The book is, and can only be, the slightest of all slight appreciations. None the less it has been hard and terrible for me to write it. Not only had I said nearly all that I had to say already, but I was depressed at the very start by that conviction of the absurdity of trying to say anything at all, after all that has been said, about Anne, or Emily, or Charlotte Bronte.
Anne’s case, perhaps, was not so difficult. For obvious reasons, Anne Bronte will always be comparatively virgin soil. But it was impossible to write of Charlotte after Mrs. Gaskell; impossible to say more of Emily than Madame Duclaux has said; impossible to add one single little fact to the vast material, so patiently amassed, so admirably arranged by Mr. Clement Shorter. And when it came to appreciation there were Mr. Theodore Watts-Dunton, Sir William Robertson Nicoll, Mr. Birrell, and Mrs. Humphry Ward, lying along the ground. When it came to eulogy, after Mr. Swinburne’s Note on Charlotte Bronte, neither Charlotte nor Emily have any need of praise.
And on Emily Bronte, M. Maeterlinck has spoken the one essential, the one perfect and final and sufficient word. I have “lifted” it unblushingly; for no other word comes near to rendering the unique, the haunting, the indestructible impression that she makes.
So, because all the best things about the Brontes have been said already, I have had to fall back on the humble day-labour of clearing away some of the rubbish that has gathered round them.
Round Charlotte it has gathered to such an extent that it is difficult to see her plainly through the mass of it. Much has been cleared away; much remains. Mrs. Oliphant’s dreadful theories are still on record. The excellence of Madame Duclaux’s monograph perpetuates her one serious error. Mr. Swinburne’s Note immortalizes his. M. Heger was dug up again the other day.

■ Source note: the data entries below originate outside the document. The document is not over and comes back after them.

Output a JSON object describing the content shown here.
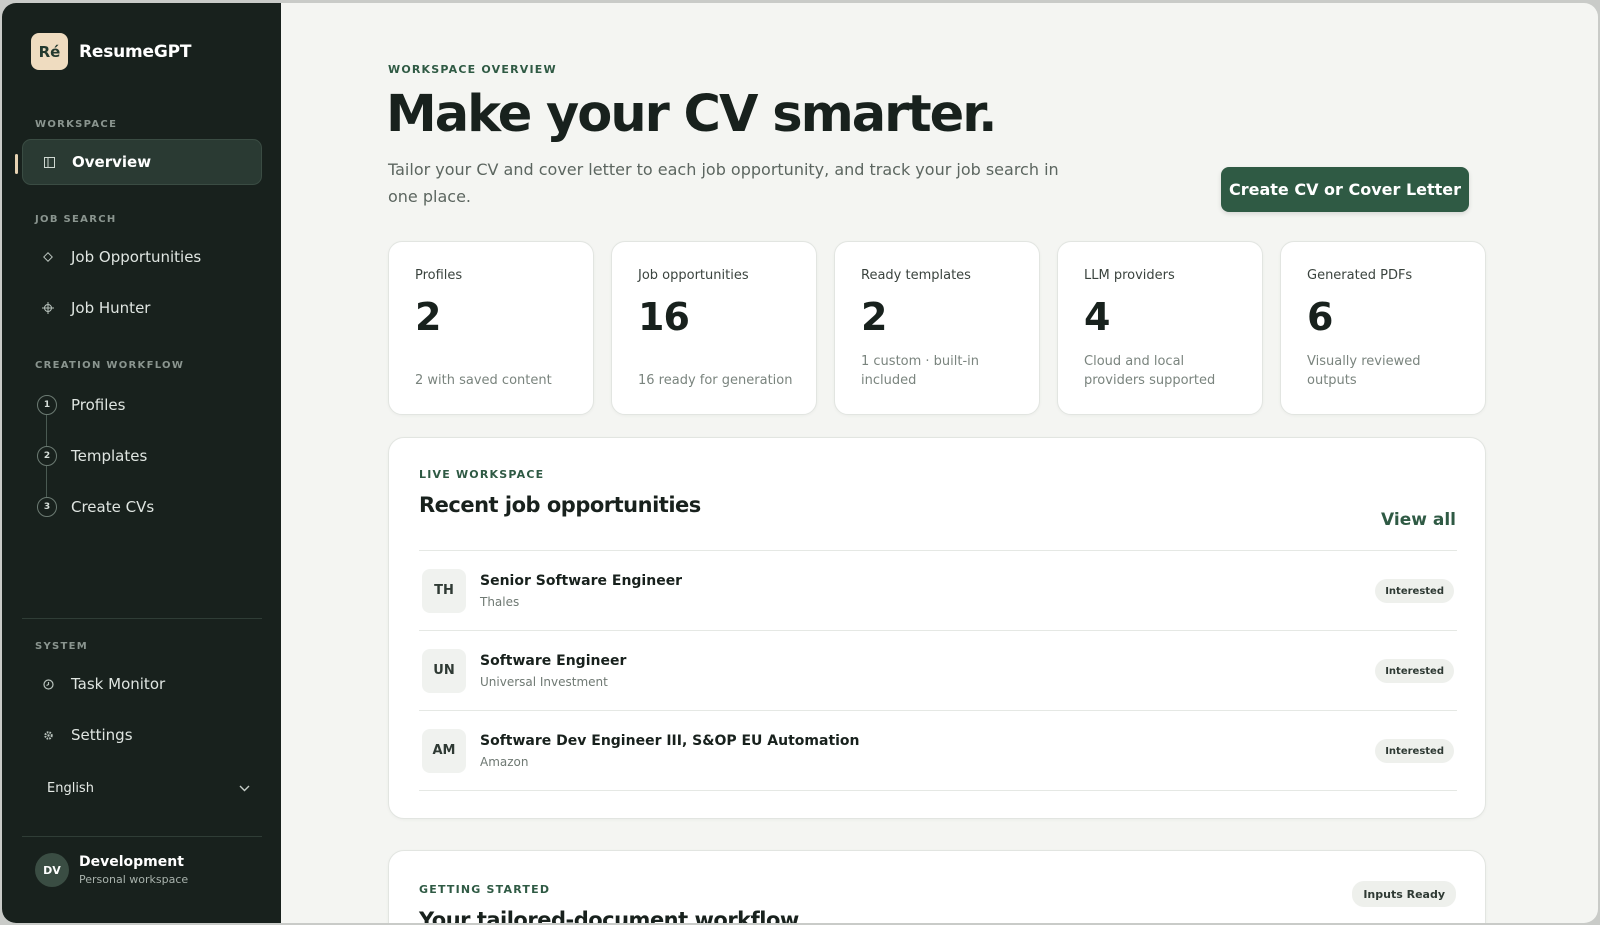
{
  "app": {
    "logo": "Ré",
    "name": "ResumeGPT"
  },
  "sidebar": {
    "sections": {
      "workspace": "WORKSPACE",
      "job_search": "JOB SEARCH",
      "creation": "CREATION WORKFLOW",
      "system": "SYSTEM"
    },
    "items": {
      "overview": {
        "label": "Overview",
        "icon": "panel-icon",
        "active": true
      },
      "job_opportunities": {
        "label": "Job Opportunities",
        "icon": "diamond-icon"
      },
      "job_hunter": {
        "label": "Job Hunter",
        "icon": "crosshair-icon"
      },
      "profiles": {
        "label": "Profiles",
        "step": "1"
      },
      "templates": {
        "label": "Templates",
        "step": "2"
      },
      "create_cvs": {
        "label": "Create CVs",
        "step": "3"
      },
      "task_monitor": {
        "label": "Task Monitor",
        "icon": "clock-icon"
      },
      "settings": {
        "label": "Settings",
        "icon": "gear-icon"
      }
    },
    "language": "English",
    "user": {
      "initials": "DV",
      "name": "Development",
      "workspace": "Personal workspace"
    }
  },
  "hero": {
    "eyebrow": "WORKSPACE OVERVIEW",
    "title": "Make your CV smarter.",
    "subtitle": "Tailor your CV and cover letter to each job opportunity, and track your job search in one place.",
    "cta": "Create CV or Cover Letter"
  },
  "stats": [
    {
      "label": "Profiles",
      "value": "2",
      "note": "2 with saved content"
    },
    {
      "label": "Job opportunities",
      "value": "16",
      "note": "16 ready for generation"
    },
    {
      "label": "Ready templates",
      "value": "2",
      "note": "1 custom · built-in included"
    },
    {
      "label": "LLM providers",
      "value": "4",
      "note": "Cloud and local providers supported"
    },
    {
      "label": "Generated PDFs",
      "value": "6",
      "note": "Visually reviewed outputs"
    }
  ],
  "recent": {
    "eyebrow": "LIVE WORKSPACE",
    "title": "Recent job opportunities",
    "view_all": "View all",
    "jobs": [
      {
        "initials": "TH",
        "title": "Senior Software Engineer",
        "company": "Thales",
        "status": "Interested"
      },
      {
        "initials": "UN",
        "title": "Software Engineer",
        "company": "Universal Investment",
        "status": "Interested"
      },
      {
        "initials": "AM",
        "title": "Software Dev Engineer III, S&OP EU Automation",
        "company": "Amazon",
        "status": "Interested"
      }
    ]
  },
  "getting_started": {
    "eyebrow": "GETTING STARTED",
    "title": "Your tailored-document workflow",
    "badge": "Inputs Ready"
  },
  "colors": {
    "sidebar_bg": "#18211d",
    "accent": "#2f5a44",
    "page_bg": "#f4f5f2"
  }
}
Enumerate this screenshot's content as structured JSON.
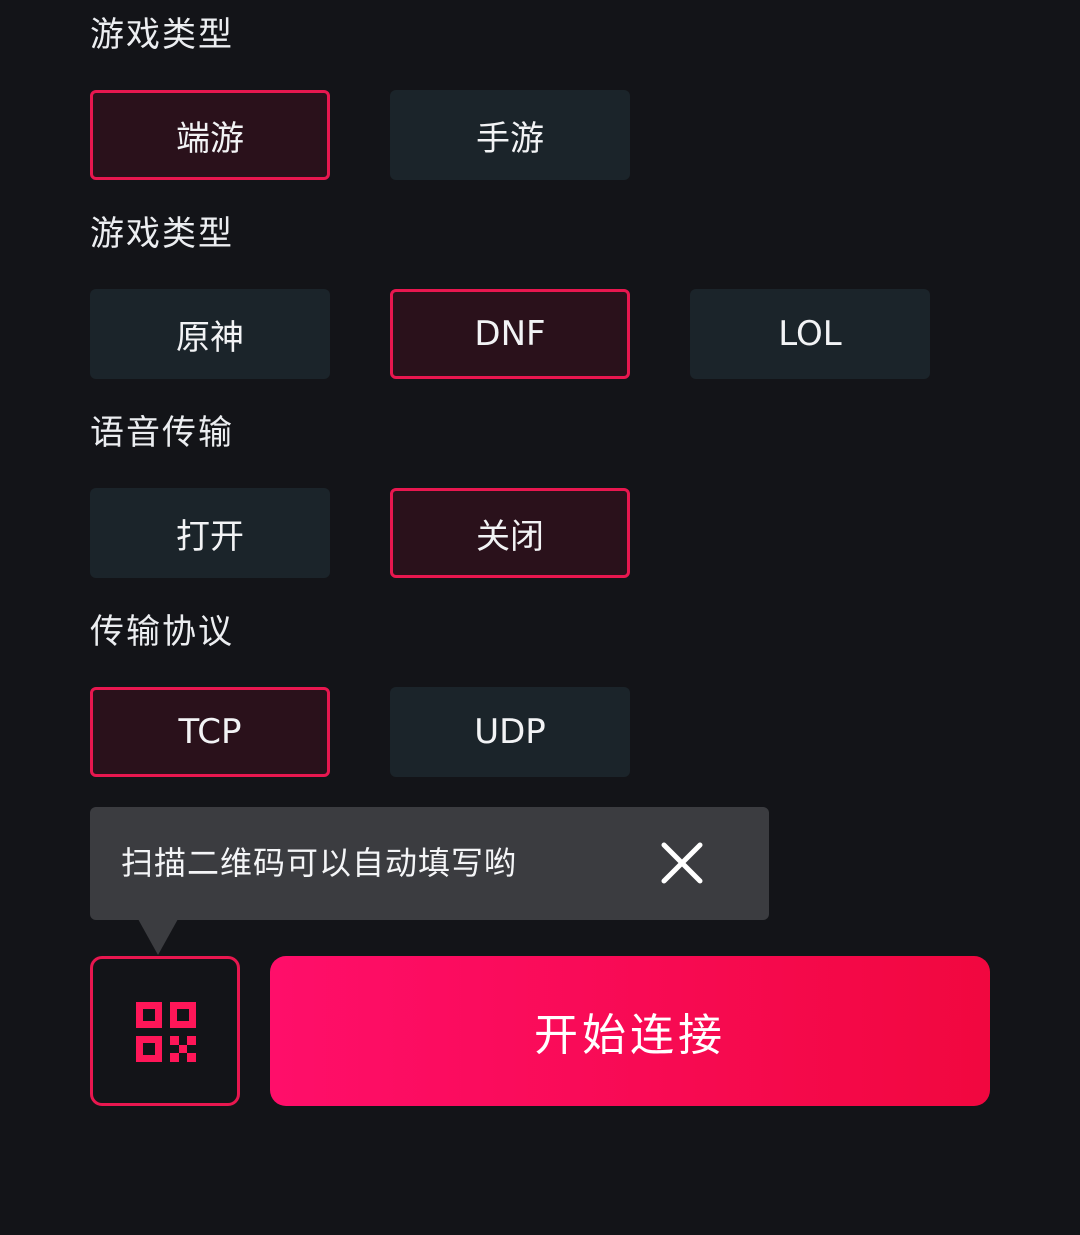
{
  "sections": [
    {
      "label": "游戏类型",
      "options": [
        {
          "text": "端游",
          "selected": true
        },
        {
          "text": "手游",
          "selected": false
        }
      ]
    },
    {
      "label": "游戏类型",
      "options": [
        {
          "text": "原神",
          "selected": false
        },
        {
          "text": "DNF",
          "selected": true
        },
        {
          "text": "LOL",
          "selected": false
        }
      ]
    },
    {
      "label": "语音传输",
      "options": [
        {
          "text": "打开",
          "selected": false
        },
        {
          "text": "关闭",
          "selected": true
        }
      ]
    },
    {
      "label": "传输协议",
      "options": [
        {
          "text": "TCP",
          "selected": true
        },
        {
          "text": "UDP",
          "selected": false
        }
      ]
    }
  ],
  "tooltip": {
    "text": "扫描二维码可以自动填写哟",
    "close_icon": "close-icon"
  },
  "qr_button": {
    "icon": "qr-code-icon"
  },
  "connect_button": {
    "label": "开始连接"
  },
  "colors": {
    "background": "#131418",
    "option_bg": "#1b242a",
    "selected_bg": "#2a111b",
    "accent": "#e8174f",
    "tooltip_bg": "#3b3c40"
  }
}
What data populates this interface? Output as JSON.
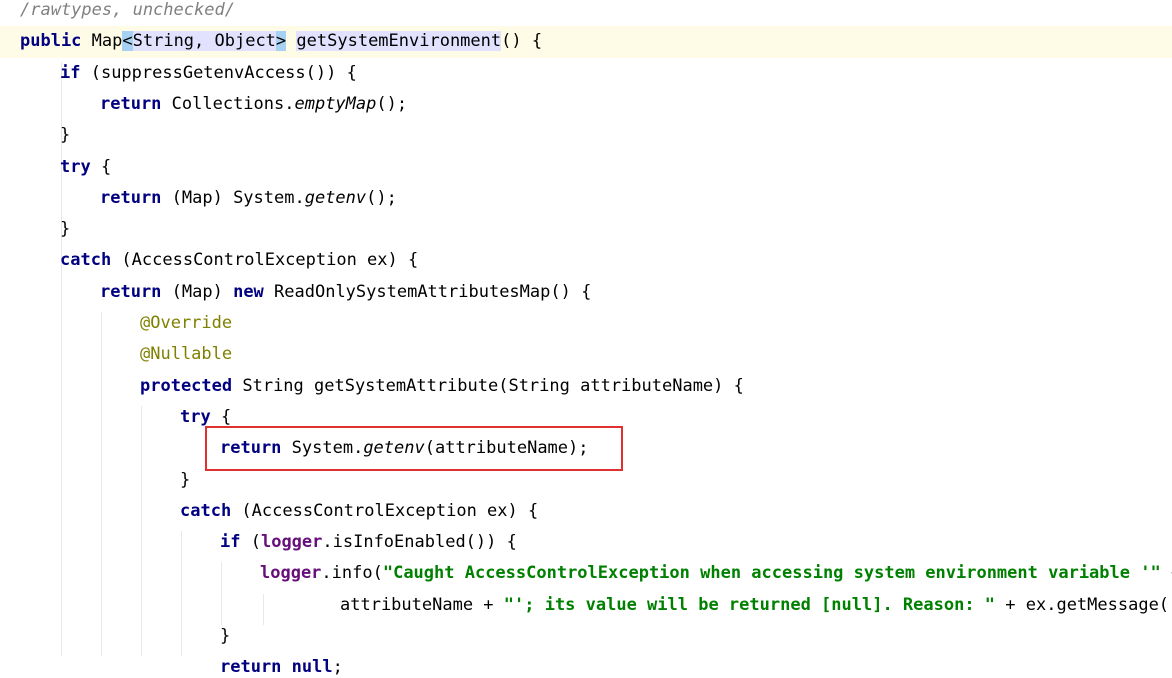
{
  "editor": {
    "lines": [
      [
        {
          "t": "/rawtypes, unchecked/",
          "c": "comment"
        }
      ],
      [
        {
          "t": "public",
          "c": "kw"
        },
        {
          "t": " Map"
        },
        {
          "t": "<",
          "c": "bracket-hl"
        },
        {
          "t": "String, Object",
          "c": "brace-hl"
        },
        {
          "t": ">",
          "c": "bracket-hl"
        },
        {
          "t": " "
        },
        {
          "t": "getSystemEnvironment",
          "c": "brace-hl"
        },
        {
          "t": "() {"
        }
      ],
      [
        {
          "t": "if",
          "c": "kw"
        },
        {
          "t": " (suppressGetenvAccess()) {"
        }
      ],
      [
        {
          "t": "return",
          "c": "kw"
        },
        {
          "t": " Collections."
        },
        {
          "t": "emptyMap",
          "c": "italic"
        },
        {
          "t": "();"
        }
      ],
      [
        {
          "t": "}"
        }
      ],
      [
        {
          "t": "try",
          "c": "kw"
        },
        {
          "t": " {"
        }
      ],
      [
        {
          "t": "return",
          "c": "kw"
        },
        {
          "t": " (Map) System."
        },
        {
          "t": "getenv",
          "c": "italic"
        },
        {
          "t": "();"
        }
      ],
      [
        {
          "t": "}"
        }
      ],
      [
        {
          "t": "catch",
          "c": "kw"
        },
        {
          "t": " (AccessControlException ex) {"
        }
      ],
      [
        {
          "t": "return",
          "c": "kw"
        },
        {
          "t": " (Map) "
        },
        {
          "t": "new",
          "c": "kw"
        },
        {
          "t": " ReadOnlySystemAttributesMap() {"
        }
      ],
      [
        {
          "t": "@Override",
          "c": "ann"
        }
      ],
      [
        {
          "t": "@Nullable",
          "c": "ann"
        }
      ],
      [
        {
          "t": "protected",
          "c": "kw"
        },
        {
          "t": " String getSystemAttribute(String attributeName) {"
        }
      ],
      [
        {
          "t": "try",
          "c": "kw"
        },
        {
          "t": " {"
        }
      ],
      [
        {
          "t": "return",
          "c": "kw"
        },
        {
          "t": " System."
        },
        {
          "t": "getenv",
          "c": "italic"
        },
        {
          "t": "(attributeName);"
        }
      ],
      [
        {
          "t": "}"
        }
      ],
      [
        {
          "t": "catch",
          "c": "kw"
        },
        {
          "t": " (AccessControlException ex) {"
        }
      ],
      [
        {
          "t": "if",
          "c": "kw"
        },
        {
          "t": " ("
        },
        {
          "t": "logger",
          "c": "field"
        },
        {
          "t": ".isInfoEnabled()) {"
        }
      ],
      [
        {
          "t": "logger",
          "c": "field"
        },
        {
          "t": ".info("
        },
        {
          "t": "\"Caught AccessControlException when accessing system environment variable '\"",
          "c": "str"
        },
        {
          "t": " +"
        }
      ],
      [
        {
          "t": "attributeName + "
        },
        {
          "t": "\"'; its value will be returned [null]. Reason: \"",
          "c": "str"
        },
        {
          "t": " + ex.getMessage())"
        }
      ],
      [
        {
          "t": "}"
        }
      ],
      [
        {
          "t": "return",
          "c": "kw"
        },
        {
          "t": " "
        },
        {
          "t": "null",
          "c": "kw"
        },
        {
          "t": ";"
        }
      ]
    ]
  },
  "colors": {
    "keyword": "#000080",
    "annotation": "#808000",
    "string": "#008000",
    "field": "#660e7a",
    "comment": "#808080",
    "highlight_box": "#e03030",
    "caret_line": "#fefbe6"
  }
}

It may be said that I have been calling up ghosts for the mere fun of laying them; and there might be something in it, but that really these ghosts still walk. At any rate many people believe in them, even at this time of day. M. Dimnet believes firmly that poor Mrs. Robinson was in love with Branwell Bronte. Some of us still think that Charlotte was in love with M. Heger. They cannot give him up any more than M. Dimnet can give up Mrs. Robinson.